> **Your assignment**: If a line in the material below has the word "will", copy it.

> **Input material**:
*** Begin section ***

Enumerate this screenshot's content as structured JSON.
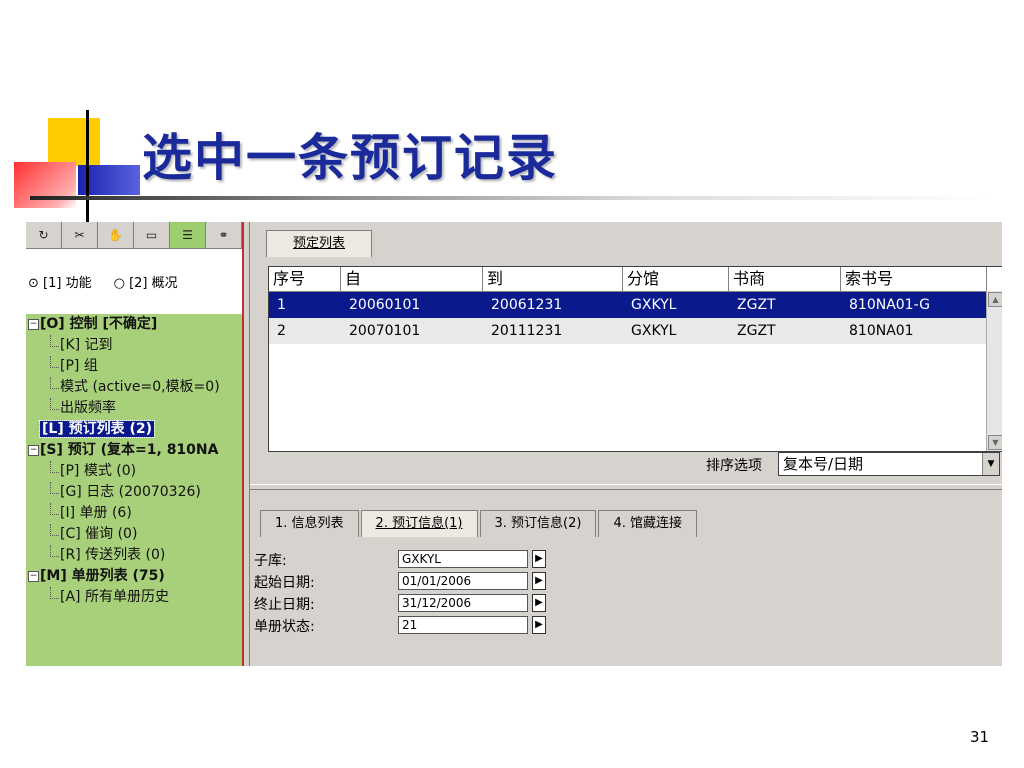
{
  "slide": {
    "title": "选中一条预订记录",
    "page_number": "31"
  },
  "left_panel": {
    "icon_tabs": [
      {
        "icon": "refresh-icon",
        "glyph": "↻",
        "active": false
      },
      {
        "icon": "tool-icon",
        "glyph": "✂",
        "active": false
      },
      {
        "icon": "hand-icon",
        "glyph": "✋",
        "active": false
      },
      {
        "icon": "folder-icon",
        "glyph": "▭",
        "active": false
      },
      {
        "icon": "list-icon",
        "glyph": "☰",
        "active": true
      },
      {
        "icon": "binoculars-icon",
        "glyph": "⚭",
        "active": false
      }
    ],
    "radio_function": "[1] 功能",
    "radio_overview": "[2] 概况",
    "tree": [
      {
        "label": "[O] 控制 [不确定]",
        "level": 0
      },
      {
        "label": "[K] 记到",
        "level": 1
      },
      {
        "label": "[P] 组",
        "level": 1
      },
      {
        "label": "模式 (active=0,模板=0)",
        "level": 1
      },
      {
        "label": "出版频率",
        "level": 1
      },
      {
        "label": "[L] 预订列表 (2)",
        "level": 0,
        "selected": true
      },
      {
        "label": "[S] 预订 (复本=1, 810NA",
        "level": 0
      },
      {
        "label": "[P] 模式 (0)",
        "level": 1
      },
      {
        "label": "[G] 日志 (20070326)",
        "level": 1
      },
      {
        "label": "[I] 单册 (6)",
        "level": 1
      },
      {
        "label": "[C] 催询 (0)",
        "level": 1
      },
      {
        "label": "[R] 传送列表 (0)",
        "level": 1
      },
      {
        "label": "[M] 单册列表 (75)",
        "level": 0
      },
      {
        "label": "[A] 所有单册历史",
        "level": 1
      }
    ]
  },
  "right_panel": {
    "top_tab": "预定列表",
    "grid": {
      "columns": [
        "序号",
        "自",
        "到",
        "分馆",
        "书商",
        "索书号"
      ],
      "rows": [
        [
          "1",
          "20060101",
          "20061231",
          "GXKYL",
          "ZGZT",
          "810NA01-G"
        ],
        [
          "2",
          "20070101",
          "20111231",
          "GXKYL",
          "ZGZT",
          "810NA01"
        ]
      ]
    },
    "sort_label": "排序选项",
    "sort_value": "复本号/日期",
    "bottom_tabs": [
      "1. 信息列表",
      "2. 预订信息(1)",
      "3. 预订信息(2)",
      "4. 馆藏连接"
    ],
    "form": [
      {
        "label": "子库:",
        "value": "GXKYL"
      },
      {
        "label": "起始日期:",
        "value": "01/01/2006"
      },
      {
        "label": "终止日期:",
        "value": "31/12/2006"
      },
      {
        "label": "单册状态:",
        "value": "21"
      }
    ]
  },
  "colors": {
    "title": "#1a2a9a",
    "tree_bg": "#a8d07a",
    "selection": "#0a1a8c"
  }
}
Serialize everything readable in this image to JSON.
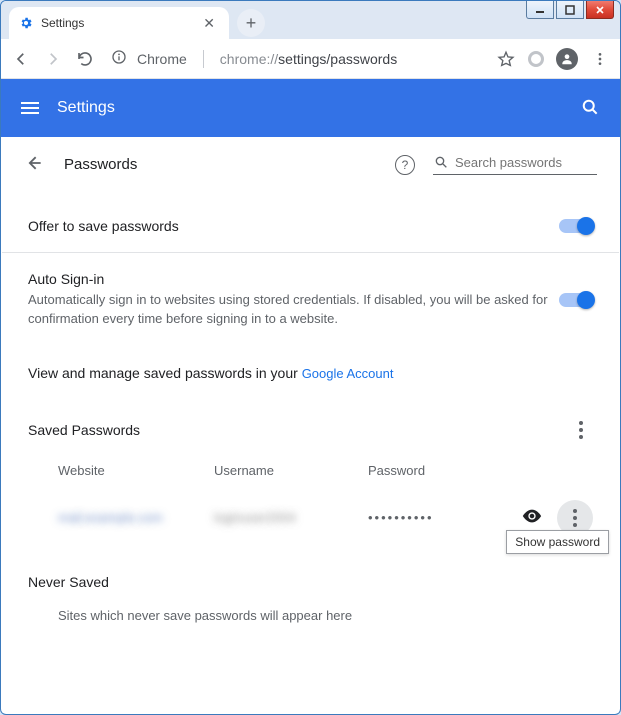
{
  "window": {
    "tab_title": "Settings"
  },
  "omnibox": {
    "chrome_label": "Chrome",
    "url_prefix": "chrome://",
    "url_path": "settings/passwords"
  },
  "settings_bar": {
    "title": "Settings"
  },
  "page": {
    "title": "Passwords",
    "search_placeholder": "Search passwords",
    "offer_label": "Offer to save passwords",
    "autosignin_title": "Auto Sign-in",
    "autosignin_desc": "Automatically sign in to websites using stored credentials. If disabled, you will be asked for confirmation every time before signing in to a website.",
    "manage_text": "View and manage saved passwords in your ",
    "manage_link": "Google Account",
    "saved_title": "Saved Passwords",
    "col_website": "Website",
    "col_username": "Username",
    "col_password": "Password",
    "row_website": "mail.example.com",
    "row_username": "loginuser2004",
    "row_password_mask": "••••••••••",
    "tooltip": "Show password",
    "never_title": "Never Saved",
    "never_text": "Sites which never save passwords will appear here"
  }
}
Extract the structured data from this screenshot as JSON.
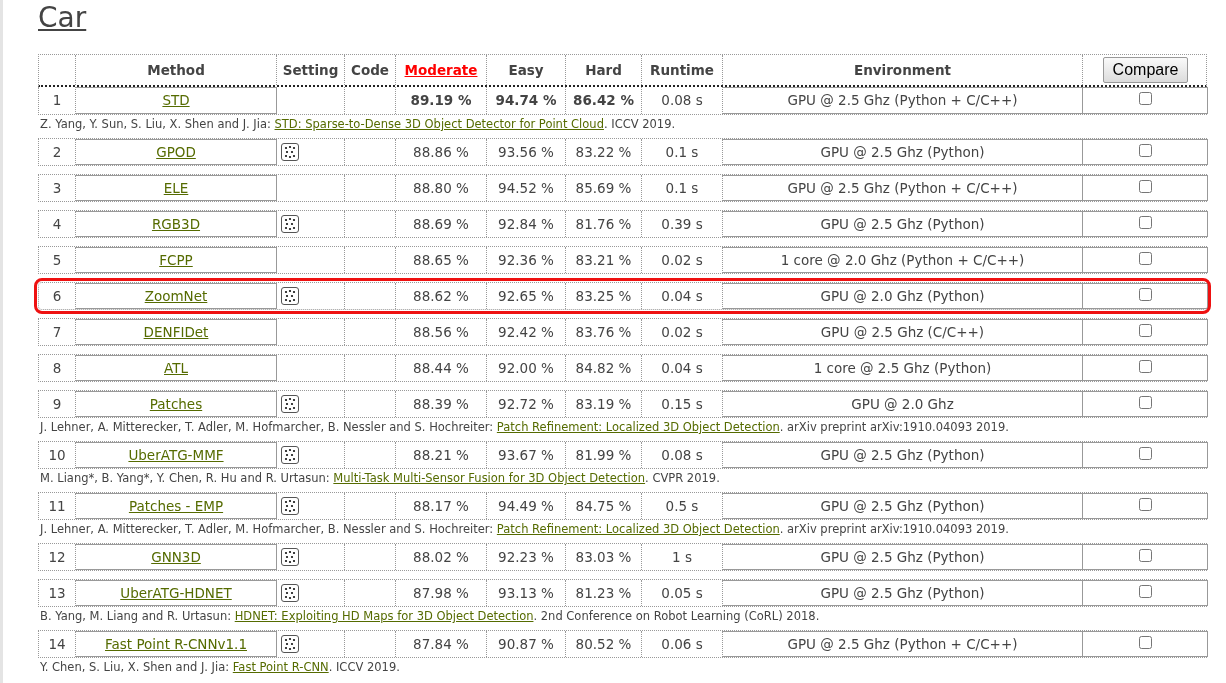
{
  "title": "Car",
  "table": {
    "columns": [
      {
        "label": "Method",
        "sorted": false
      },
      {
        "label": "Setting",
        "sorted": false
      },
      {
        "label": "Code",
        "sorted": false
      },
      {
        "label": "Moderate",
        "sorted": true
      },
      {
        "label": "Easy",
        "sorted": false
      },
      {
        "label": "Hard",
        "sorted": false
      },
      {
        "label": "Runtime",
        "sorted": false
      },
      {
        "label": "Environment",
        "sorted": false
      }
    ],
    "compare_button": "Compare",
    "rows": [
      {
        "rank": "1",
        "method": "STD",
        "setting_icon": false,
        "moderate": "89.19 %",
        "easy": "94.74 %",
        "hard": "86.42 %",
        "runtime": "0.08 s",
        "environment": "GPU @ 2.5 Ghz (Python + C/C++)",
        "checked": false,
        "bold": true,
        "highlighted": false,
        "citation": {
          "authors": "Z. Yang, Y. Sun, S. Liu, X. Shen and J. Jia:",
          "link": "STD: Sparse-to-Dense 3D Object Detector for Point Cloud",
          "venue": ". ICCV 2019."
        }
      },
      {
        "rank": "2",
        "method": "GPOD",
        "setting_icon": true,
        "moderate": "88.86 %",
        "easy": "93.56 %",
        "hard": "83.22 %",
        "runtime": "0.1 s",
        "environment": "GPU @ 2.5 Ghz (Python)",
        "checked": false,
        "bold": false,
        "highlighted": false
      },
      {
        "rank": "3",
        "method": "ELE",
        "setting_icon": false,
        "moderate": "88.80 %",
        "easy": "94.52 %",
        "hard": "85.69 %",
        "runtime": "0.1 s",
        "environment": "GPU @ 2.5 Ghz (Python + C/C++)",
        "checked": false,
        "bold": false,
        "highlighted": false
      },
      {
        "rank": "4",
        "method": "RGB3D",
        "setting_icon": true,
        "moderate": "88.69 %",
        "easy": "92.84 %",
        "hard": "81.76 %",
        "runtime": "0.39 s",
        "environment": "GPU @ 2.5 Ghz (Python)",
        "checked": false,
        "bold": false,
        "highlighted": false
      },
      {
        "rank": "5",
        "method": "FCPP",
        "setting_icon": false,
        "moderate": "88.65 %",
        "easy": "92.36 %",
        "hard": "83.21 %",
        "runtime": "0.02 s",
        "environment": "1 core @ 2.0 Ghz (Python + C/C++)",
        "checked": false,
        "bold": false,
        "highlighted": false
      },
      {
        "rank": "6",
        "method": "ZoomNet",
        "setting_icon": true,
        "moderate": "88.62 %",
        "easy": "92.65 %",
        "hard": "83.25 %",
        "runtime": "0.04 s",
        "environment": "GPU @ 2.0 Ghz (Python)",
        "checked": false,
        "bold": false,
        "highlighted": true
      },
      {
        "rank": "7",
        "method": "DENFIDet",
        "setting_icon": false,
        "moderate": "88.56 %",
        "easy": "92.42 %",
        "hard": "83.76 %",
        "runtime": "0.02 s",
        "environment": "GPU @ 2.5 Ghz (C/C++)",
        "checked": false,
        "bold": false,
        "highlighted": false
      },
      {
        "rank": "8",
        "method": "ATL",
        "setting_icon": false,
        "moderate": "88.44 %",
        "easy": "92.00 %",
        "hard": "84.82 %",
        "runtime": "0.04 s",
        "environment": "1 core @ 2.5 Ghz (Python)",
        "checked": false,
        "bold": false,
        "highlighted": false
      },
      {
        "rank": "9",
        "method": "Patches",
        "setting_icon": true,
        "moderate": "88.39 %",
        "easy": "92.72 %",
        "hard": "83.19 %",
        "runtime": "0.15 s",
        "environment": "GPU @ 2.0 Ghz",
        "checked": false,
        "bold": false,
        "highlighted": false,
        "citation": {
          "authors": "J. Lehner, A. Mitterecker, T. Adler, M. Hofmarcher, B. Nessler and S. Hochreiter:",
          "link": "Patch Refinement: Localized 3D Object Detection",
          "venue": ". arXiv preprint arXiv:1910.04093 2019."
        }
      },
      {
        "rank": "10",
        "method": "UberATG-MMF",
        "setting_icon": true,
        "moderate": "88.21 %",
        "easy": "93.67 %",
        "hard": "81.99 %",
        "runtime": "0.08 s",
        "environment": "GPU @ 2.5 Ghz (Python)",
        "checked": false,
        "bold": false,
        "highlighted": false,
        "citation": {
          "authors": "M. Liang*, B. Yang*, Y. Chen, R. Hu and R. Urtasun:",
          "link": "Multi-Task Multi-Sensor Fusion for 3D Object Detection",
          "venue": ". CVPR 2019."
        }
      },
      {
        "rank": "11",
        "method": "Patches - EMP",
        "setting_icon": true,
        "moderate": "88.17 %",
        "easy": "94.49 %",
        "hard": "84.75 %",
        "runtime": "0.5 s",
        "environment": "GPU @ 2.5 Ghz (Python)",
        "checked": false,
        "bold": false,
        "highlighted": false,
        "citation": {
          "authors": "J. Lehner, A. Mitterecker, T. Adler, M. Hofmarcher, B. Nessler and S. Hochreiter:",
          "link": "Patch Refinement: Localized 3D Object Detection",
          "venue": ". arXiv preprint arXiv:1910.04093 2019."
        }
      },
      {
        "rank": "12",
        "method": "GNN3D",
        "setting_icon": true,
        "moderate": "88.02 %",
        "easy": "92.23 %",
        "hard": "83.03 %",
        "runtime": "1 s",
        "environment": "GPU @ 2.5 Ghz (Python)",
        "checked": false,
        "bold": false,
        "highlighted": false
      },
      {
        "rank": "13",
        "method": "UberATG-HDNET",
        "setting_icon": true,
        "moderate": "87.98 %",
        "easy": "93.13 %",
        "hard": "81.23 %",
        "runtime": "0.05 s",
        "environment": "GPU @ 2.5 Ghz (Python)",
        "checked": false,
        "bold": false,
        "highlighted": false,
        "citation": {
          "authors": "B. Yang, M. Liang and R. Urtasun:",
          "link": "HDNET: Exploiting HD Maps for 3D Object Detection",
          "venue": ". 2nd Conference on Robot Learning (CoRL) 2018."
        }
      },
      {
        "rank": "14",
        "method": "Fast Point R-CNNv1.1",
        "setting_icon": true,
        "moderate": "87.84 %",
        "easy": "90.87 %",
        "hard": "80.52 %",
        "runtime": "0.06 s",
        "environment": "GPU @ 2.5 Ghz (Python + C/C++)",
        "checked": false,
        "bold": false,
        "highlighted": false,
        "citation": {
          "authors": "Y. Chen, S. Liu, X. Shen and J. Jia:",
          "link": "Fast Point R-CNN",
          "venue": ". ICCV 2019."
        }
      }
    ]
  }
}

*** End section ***

> **Answer to this task**:
    "autosignin_desc": "Automatically sign in to websites using stored credentials. If disabled, you will be asked for confirmation every time before signing in to a website.",
    "never_text": "Sites which never save passwords will appear here"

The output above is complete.